What the task asks
Keep the pictures out. Copy every line of the listing exactly.

Extracted data
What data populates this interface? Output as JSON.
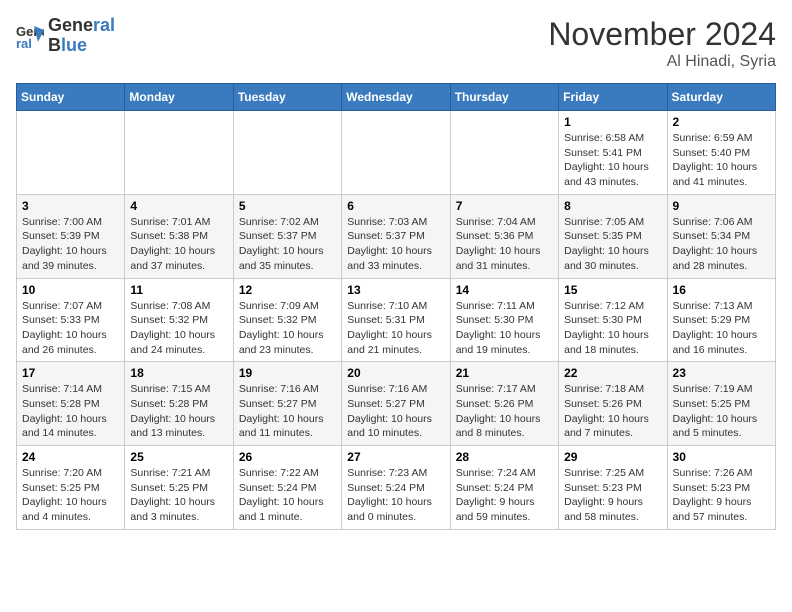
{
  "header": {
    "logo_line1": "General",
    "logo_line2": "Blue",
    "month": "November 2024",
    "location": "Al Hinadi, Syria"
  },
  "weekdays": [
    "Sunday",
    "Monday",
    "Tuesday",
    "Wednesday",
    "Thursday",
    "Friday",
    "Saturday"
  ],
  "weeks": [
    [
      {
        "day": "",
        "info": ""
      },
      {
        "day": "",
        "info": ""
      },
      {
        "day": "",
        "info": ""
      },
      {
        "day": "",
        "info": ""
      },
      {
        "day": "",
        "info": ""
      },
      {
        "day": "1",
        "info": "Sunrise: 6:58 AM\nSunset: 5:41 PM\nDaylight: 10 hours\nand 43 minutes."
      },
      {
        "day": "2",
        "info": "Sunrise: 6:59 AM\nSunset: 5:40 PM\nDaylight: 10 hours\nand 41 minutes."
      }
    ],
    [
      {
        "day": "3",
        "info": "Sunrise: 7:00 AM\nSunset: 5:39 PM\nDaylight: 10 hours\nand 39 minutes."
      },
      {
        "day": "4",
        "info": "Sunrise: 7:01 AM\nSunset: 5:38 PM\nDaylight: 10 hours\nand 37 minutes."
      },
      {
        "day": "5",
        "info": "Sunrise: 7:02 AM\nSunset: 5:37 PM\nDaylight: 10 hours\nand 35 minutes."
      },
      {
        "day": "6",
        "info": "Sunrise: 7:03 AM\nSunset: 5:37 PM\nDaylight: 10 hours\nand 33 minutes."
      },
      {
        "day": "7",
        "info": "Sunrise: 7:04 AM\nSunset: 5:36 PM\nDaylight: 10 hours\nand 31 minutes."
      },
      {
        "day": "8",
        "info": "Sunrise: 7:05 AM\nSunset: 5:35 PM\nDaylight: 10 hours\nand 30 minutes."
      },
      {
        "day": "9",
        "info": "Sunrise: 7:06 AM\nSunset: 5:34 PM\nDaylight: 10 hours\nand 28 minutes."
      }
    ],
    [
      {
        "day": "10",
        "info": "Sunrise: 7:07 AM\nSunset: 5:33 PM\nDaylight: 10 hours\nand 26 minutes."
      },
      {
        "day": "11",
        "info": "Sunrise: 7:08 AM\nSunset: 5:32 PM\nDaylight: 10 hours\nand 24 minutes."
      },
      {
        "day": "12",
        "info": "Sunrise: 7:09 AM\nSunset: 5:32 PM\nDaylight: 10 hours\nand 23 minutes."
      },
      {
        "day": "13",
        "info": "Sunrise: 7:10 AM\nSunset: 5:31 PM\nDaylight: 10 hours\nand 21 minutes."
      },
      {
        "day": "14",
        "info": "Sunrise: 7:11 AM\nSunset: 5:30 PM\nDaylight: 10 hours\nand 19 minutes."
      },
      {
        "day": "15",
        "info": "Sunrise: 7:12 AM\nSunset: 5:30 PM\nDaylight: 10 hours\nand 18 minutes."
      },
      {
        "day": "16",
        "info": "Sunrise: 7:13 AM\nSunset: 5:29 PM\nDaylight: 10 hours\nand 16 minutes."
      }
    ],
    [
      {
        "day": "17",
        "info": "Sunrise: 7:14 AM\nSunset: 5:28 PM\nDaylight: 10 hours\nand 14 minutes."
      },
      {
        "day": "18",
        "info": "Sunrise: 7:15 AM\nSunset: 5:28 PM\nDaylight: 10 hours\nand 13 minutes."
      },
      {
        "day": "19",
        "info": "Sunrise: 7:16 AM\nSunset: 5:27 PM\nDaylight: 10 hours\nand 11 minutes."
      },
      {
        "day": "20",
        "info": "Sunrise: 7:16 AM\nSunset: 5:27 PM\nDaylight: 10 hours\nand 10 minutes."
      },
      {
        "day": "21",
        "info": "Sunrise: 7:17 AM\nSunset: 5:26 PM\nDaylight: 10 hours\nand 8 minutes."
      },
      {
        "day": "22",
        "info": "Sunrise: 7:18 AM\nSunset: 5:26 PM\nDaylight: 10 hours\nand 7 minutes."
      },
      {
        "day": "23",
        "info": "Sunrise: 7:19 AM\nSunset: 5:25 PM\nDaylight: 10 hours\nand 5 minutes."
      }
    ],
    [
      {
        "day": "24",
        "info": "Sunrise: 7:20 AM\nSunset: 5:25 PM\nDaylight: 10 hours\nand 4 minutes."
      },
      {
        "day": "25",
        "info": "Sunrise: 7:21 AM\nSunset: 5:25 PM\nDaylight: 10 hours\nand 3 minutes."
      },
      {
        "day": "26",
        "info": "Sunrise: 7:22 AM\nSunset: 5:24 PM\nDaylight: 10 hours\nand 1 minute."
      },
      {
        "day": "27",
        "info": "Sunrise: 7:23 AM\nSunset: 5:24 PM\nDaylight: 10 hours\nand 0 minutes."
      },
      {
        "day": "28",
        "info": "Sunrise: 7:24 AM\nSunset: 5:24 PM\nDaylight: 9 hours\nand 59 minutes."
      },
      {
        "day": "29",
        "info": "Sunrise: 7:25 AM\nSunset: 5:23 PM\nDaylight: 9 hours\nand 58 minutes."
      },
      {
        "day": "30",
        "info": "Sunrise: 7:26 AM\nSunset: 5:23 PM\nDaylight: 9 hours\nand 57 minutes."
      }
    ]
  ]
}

Output of the task
What data populates this interface? Output as JSON.
{
  "header": {
    "logo_line1": "General",
    "logo_line2": "Blue",
    "month": "November 2024",
    "location": "Al Hinadi, Syria"
  },
  "weekdays": [
    "Sunday",
    "Monday",
    "Tuesday",
    "Wednesday",
    "Thursday",
    "Friday",
    "Saturday"
  ],
  "weeks": [
    [
      {
        "day": "",
        "info": ""
      },
      {
        "day": "",
        "info": ""
      },
      {
        "day": "",
        "info": ""
      },
      {
        "day": "",
        "info": ""
      },
      {
        "day": "",
        "info": ""
      },
      {
        "day": "1",
        "info": "Sunrise: 6:58 AM\nSunset: 5:41 PM\nDaylight: 10 hours\nand 43 minutes."
      },
      {
        "day": "2",
        "info": "Sunrise: 6:59 AM\nSunset: 5:40 PM\nDaylight: 10 hours\nand 41 minutes."
      }
    ],
    [
      {
        "day": "3",
        "info": "Sunrise: 7:00 AM\nSunset: 5:39 PM\nDaylight: 10 hours\nand 39 minutes."
      },
      {
        "day": "4",
        "info": "Sunrise: 7:01 AM\nSunset: 5:38 PM\nDaylight: 10 hours\nand 37 minutes."
      },
      {
        "day": "5",
        "info": "Sunrise: 7:02 AM\nSunset: 5:37 PM\nDaylight: 10 hours\nand 35 minutes."
      },
      {
        "day": "6",
        "info": "Sunrise: 7:03 AM\nSunset: 5:37 PM\nDaylight: 10 hours\nand 33 minutes."
      },
      {
        "day": "7",
        "info": "Sunrise: 7:04 AM\nSunset: 5:36 PM\nDaylight: 10 hours\nand 31 minutes."
      },
      {
        "day": "8",
        "info": "Sunrise: 7:05 AM\nSunset: 5:35 PM\nDaylight: 10 hours\nand 30 minutes."
      },
      {
        "day": "9",
        "info": "Sunrise: 7:06 AM\nSunset: 5:34 PM\nDaylight: 10 hours\nand 28 minutes."
      }
    ],
    [
      {
        "day": "10",
        "info": "Sunrise: 7:07 AM\nSunset: 5:33 PM\nDaylight: 10 hours\nand 26 minutes."
      },
      {
        "day": "11",
        "info": "Sunrise: 7:08 AM\nSunset: 5:32 PM\nDaylight: 10 hours\nand 24 minutes."
      },
      {
        "day": "12",
        "info": "Sunrise: 7:09 AM\nSunset: 5:32 PM\nDaylight: 10 hours\nand 23 minutes."
      },
      {
        "day": "13",
        "info": "Sunrise: 7:10 AM\nSunset: 5:31 PM\nDaylight: 10 hours\nand 21 minutes."
      },
      {
        "day": "14",
        "info": "Sunrise: 7:11 AM\nSunset: 5:30 PM\nDaylight: 10 hours\nand 19 minutes."
      },
      {
        "day": "15",
        "info": "Sunrise: 7:12 AM\nSunset: 5:30 PM\nDaylight: 10 hours\nand 18 minutes."
      },
      {
        "day": "16",
        "info": "Sunrise: 7:13 AM\nSunset: 5:29 PM\nDaylight: 10 hours\nand 16 minutes."
      }
    ],
    [
      {
        "day": "17",
        "info": "Sunrise: 7:14 AM\nSunset: 5:28 PM\nDaylight: 10 hours\nand 14 minutes."
      },
      {
        "day": "18",
        "info": "Sunrise: 7:15 AM\nSunset: 5:28 PM\nDaylight: 10 hours\nand 13 minutes."
      },
      {
        "day": "19",
        "info": "Sunrise: 7:16 AM\nSunset: 5:27 PM\nDaylight: 10 hours\nand 11 minutes."
      },
      {
        "day": "20",
        "info": "Sunrise: 7:16 AM\nSunset: 5:27 PM\nDaylight: 10 hours\nand 10 minutes."
      },
      {
        "day": "21",
        "info": "Sunrise: 7:17 AM\nSunset: 5:26 PM\nDaylight: 10 hours\nand 8 minutes."
      },
      {
        "day": "22",
        "info": "Sunrise: 7:18 AM\nSunset: 5:26 PM\nDaylight: 10 hours\nand 7 minutes."
      },
      {
        "day": "23",
        "info": "Sunrise: 7:19 AM\nSunset: 5:25 PM\nDaylight: 10 hours\nand 5 minutes."
      }
    ],
    [
      {
        "day": "24",
        "info": "Sunrise: 7:20 AM\nSunset: 5:25 PM\nDaylight: 10 hours\nand 4 minutes."
      },
      {
        "day": "25",
        "info": "Sunrise: 7:21 AM\nSunset: 5:25 PM\nDaylight: 10 hours\nand 3 minutes."
      },
      {
        "day": "26",
        "info": "Sunrise: 7:22 AM\nSunset: 5:24 PM\nDaylight: 10 hours\nand 1 minute."
      },
      {
        "day": "27",
        "info": "Sunrise: 7:23 AM\nSunset: 5:24 PM\nDaylight: 10 hours\nand 0 minutes."
      },
      {
        "day": "28",
        "info": "Sunrise: 7:24 AM\nSunset: 5:24 PM\nDaylight: 9 hours\nand 59 minutes."
      },
      {
        "day": "29",
        "info": "Sunrise: 7:25 AM\nSunset: 5:23 PM\nDaylight: 9 hours\nand 58 minutes."
      },
      {
        "day": "30",
        "info": "Sunrise: 7:26 AM\nSunset: 5:23 PM\nDaylight: 9 hours\nand 57 minutes."
      }
    ]
  ]
}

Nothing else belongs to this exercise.